Despite steady improvements in the VHF/UHF Instrument Landing System (ILS)--the international standard for the last three decades--higher-frequency, alternative landing systems have proliferated. For the military, microwave landing systems offer, among other advantages, the ability to provide compact, mobile equipment. ILS employs antennas with apertures as large as 100 feet; at Ku-band (about 15 GHz), the same performance can be obtained with 3-4 foot aperture antennas. For civil aviation, landing systems operating at lower microwave frequencies are contending to replace ILS as the International standard. A key distinction among proposed microwave landing systems and the present standard is how each uses RF and higher-frequency energy to determine aircraft position. ILS employs fixed overlapping beams, whereas most military systems employ a narrow scanning beam that is encoded with angular position. Among the entries contending for international standardization, Doppler MLS determines angular position from the apparent Doppler shift from a reference frequency caused by a signal that is sequentially switched down a linear array of radiators, in contrast with Time-Reference Scanning Beam MLS, which measures the time difference between the to-fro passages of horizontal and vertical scanning beams. /Author/

  • Availability:
  • Corporate Authors:

    Institute of Electrical and Electronics Engineers (IEEE)

    3 Park Avenue, 17th Floor
    New York, NY  United States  10016-5997
  • Authors:
    • Poqust, F
  • Publication Date: 1978-3

Media Info

  • Pagination: p. 30-36
  • Serial:
    • IEEE Spectrum
    • Volume: 15
    • Issue Number: 3
    • Publisher: Institute of Electrical and Electronics Engineers (IEEE)
    • ISSN: 0018-9235

Subject/Index Terms

Filing Info

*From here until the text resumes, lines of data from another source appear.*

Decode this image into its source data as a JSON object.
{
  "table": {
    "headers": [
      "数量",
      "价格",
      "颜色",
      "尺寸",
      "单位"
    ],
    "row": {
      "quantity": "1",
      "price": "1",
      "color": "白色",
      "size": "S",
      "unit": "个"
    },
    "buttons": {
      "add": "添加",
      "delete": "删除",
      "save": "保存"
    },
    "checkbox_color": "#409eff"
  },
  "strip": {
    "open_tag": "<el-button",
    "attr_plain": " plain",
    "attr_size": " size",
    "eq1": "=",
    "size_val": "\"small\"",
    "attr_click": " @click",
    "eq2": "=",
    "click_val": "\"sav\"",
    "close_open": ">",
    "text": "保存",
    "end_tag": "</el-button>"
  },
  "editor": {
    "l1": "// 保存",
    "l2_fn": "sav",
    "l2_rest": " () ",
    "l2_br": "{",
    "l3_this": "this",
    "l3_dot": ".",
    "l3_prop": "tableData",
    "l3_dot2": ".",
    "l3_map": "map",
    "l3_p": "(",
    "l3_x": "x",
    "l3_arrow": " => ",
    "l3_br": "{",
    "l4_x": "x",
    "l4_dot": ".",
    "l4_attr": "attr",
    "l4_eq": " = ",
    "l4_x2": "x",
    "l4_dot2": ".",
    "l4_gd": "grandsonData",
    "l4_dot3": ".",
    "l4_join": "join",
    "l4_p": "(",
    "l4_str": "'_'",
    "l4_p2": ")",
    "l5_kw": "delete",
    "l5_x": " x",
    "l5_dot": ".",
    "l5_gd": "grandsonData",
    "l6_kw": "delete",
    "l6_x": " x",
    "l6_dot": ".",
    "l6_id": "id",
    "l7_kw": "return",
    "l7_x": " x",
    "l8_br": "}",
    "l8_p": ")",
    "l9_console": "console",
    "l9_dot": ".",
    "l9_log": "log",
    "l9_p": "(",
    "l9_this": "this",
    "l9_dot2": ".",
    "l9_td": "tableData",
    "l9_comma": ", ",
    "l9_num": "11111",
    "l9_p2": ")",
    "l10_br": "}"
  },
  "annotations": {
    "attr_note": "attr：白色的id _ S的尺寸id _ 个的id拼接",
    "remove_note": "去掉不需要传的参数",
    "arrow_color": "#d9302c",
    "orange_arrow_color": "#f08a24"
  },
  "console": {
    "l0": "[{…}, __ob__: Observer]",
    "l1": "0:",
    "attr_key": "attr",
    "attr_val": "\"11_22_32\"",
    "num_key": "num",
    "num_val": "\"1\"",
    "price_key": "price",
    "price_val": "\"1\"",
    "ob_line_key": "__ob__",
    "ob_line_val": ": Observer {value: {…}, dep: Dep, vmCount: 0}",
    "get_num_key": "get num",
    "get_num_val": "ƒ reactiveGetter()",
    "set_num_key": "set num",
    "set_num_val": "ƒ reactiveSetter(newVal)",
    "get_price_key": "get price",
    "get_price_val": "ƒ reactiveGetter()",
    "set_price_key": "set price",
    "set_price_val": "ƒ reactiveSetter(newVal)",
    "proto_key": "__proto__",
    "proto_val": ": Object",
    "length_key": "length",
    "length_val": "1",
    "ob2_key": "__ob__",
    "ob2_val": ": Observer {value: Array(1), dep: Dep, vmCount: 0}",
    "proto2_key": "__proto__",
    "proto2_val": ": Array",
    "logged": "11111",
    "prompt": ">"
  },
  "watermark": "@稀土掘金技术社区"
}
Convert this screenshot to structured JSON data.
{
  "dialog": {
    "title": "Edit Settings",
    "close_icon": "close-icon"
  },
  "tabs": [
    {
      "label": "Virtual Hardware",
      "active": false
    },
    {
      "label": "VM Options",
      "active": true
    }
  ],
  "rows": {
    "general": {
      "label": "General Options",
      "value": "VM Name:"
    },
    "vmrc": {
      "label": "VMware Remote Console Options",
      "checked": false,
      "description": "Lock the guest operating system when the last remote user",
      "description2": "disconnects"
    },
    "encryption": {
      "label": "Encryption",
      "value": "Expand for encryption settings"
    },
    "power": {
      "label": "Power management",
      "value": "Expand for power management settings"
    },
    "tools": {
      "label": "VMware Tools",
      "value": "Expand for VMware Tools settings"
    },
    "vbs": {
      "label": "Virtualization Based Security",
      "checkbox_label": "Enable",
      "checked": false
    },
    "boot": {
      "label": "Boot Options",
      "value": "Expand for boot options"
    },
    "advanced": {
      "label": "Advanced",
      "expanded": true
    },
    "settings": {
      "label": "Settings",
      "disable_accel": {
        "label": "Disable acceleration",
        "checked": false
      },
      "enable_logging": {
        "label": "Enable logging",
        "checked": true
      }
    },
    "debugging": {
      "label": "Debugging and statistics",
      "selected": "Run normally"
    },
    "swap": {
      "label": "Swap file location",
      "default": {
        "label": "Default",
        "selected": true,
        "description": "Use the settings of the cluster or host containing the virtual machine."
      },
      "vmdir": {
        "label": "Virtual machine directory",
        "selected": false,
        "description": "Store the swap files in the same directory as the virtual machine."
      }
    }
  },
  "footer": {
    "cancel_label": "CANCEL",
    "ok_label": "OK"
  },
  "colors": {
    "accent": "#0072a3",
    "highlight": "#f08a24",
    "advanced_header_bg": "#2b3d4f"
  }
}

  • Accession Number: 00176628
  • Record Type: Publication
  • Source Agency: IEEE Spectrum
  • Files: TRIS
  • Created Date: Jul 29 1978 12:00AM